Everyone knows that prevention is better than cure, but the government continually ignores it as we face huge problems with obesity, diabetes, cancer, and alcohol-related injuries. The National Prevention Strategy (NPHS) calls for an investment in preventive health of 5% of total federal and state government health expenditures by 2030. We are currently well below that. The Australian Institute of Health and Welfare’s Health Expenditure Reports consistently estimate public and preventative investment in health at less than 2% of total health expenditure, and lower than in other countries such as the UK, Canada and New Zealand. The budget allocation of $30.1 million for the ENSP is purely symbolic.
With a high national debt on the back of pandemic emergency spending, defence, elderly care and National Disability Insurance Scheme spending commitments, the government has missed an opportunity to increase revenue through significant taxes on alcohol and sugar-sweetened beverages that target key business determinants of health. These measures are the low-hanging fruits of taxation, are supported in Australian communities and are implemented in more than 50 countries around the world. Raising the price of sugary and alcoholic beverages is a win-win situation for government, effectively raising incomes and improving health and social outcomes (here, here, and here). The largest government health expenditure for a single condition is $5 billion for dental caries, largely attributable to the consumption of sugary drinks.

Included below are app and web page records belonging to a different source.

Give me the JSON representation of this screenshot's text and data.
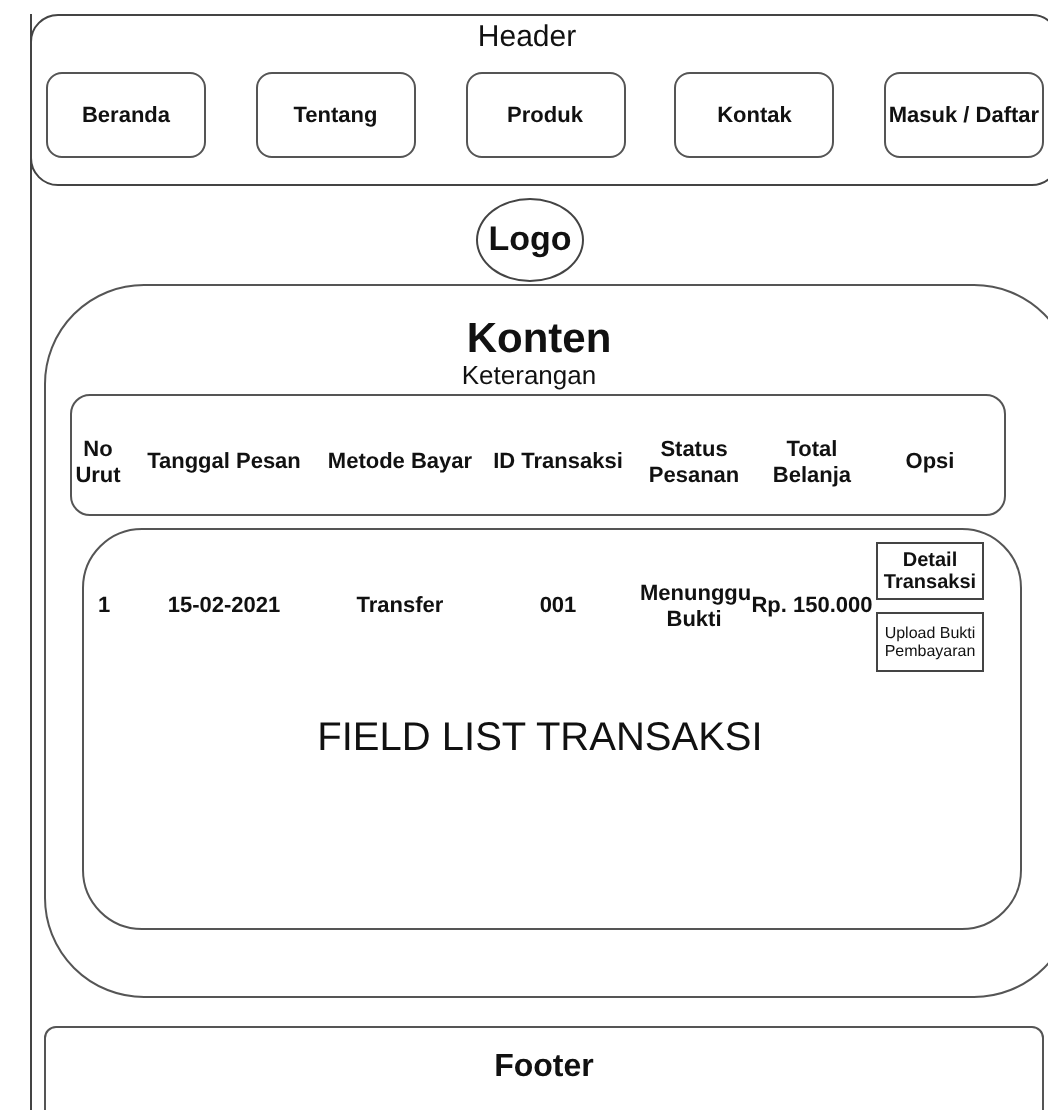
{
  "header": {
    "title": "Header",
    "nav": [
      "Beranda",
      "Tentang",
      "Produk",
      "Kontak",
      "Masuk / Daftar"
    ]
  },
  "logo": "Logo",
  "content": {
    "title": "Konten",
    "subtitle": "Keterangan",
    "table": {
      "columns": [
        "No Urut",
        "Tanggal Pesan",
        "Metode Bayar",
        "ID Transaksi",
        "Status Pesanan",
        "Total Belanja",
        "Opsi"
      ],
      "rows": [
        {
          "cells": [
            "1",
            "15-02-2021",
            "Transfer",
            "001",
            "Menunggu Bukti",
            "Rp. 150.000"
          ],
          "actions": [
            "Detail Transaksi",
            "Upload Bukti Pembayaran"
          ]
        }
      ]
    },
    "list_label": "FIELD LIST TRANSAKSI"
  },
  "footer": "Footer"
}
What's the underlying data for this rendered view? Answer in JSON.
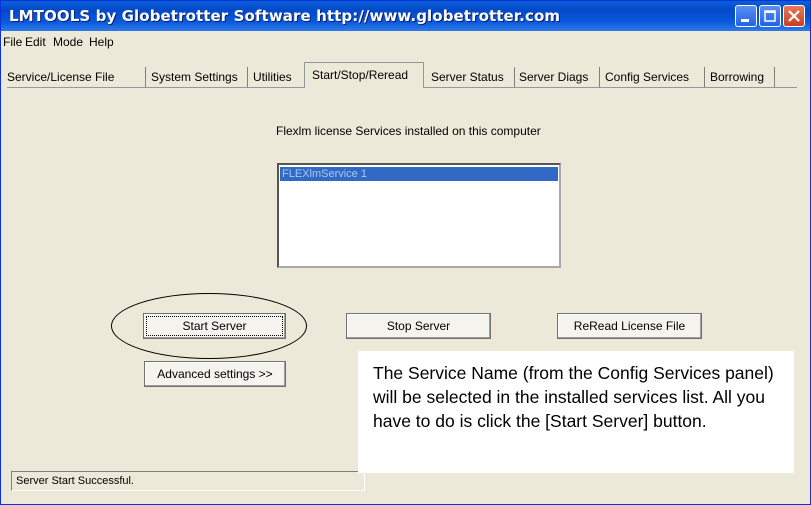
{
  "window": {
    "title": "LMTOOLS by Globetrotter Software http://www.globetrotter.com"
  },
  "titlebar": {
    "minimize_icon": "minimize-icon",
    "maximize_icon": "maximize-icon",
    "close_icon": "close-icon"
  },
  "menu": [
    "File",
    "Edit",
    "Mode",
    "Help"
  ],
  "tabs": [
    "Service/License File",
    "System Settings",
    "Utilities",
    "Start/Stop/Reread",
    "Server Status",
    "Server Diags",
    "Config Services",
    "Borrowing"
  ],
  "active_tab": "Start/Stop/Reread",
  "panel": {
    "heading": "Flexlm license Services installed on this computer",
    "services": [
      "FLEXlmService 1"
    ],
    "selected_service": "FLEXlmService 1"
  },
  "buttons": {
    "start": "Start Server",
    "stop": "Stop Server",
    "reread": "ReRead License File",
    "advanced": "Advanced settings >>"
  },
  "callout": "The Service Name (from the Config Services panel) will be selected in the installed services list.  All you have to do is click the [Start Server] button.",
  "status": "Server Start Successful.",
  "colors": {
    "titlebar": "#0a5fd8",
    "selection": "#316ac5",
    "window_bg": "#ece9d8"
  }
}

Counting the costs of inaction
The National Health Survey for 2017-2018 reports that two-thirds (67.0%) of Australians are overweight or obese, and around a quarter (24.9%) of children aged 5-17 are underweight. overweight or obese. From a health perspective, these numbers mean that a large portion of the population is at increased risk of chronic diseases, including cardiovascular disease, type 2 diabetes and certain cancers. In 2021, the Australian Medical Association estimated that:
“…if no action is taken to stem the obesity crisis, by 2025 taxpayers will have paid an additional $29.5 billion (over four years [to 2024–25]) for the direct health costs of obesity.
The federal government has once again missed an opportunity to make important structural improvements to the health care system and expand preventive multisectoral action in health. This happened despite the launch of the NPHS in December 2021, a blueprint to address Australia’s health and prevent the onslaught of chronic disease costs and burdens. Australia must not continue to fail to invest in preventative health to achieve a healthier population while protecting our health system and workforce.
Associate Professor Louisa Gordon is a health economist and health economics group leader at QIMR Berghofer. It is also affiliated with Queensland University of Technology and the University of Queensland.
Terry Slevin is the chief executive of the Public Health Association of Australia. It is also affiliated with Australian National University, College of Health and Medicine and Curtin University, National Institute for Drug Research.
Malcolm Baalman is Senior Policy Officer at the Public Health Association of Australia.
Statements or opinions expressed in this article reflect the views of the authors and do not represent the official policy of WADA, the MJA Where Preview+ unless otherwise stated.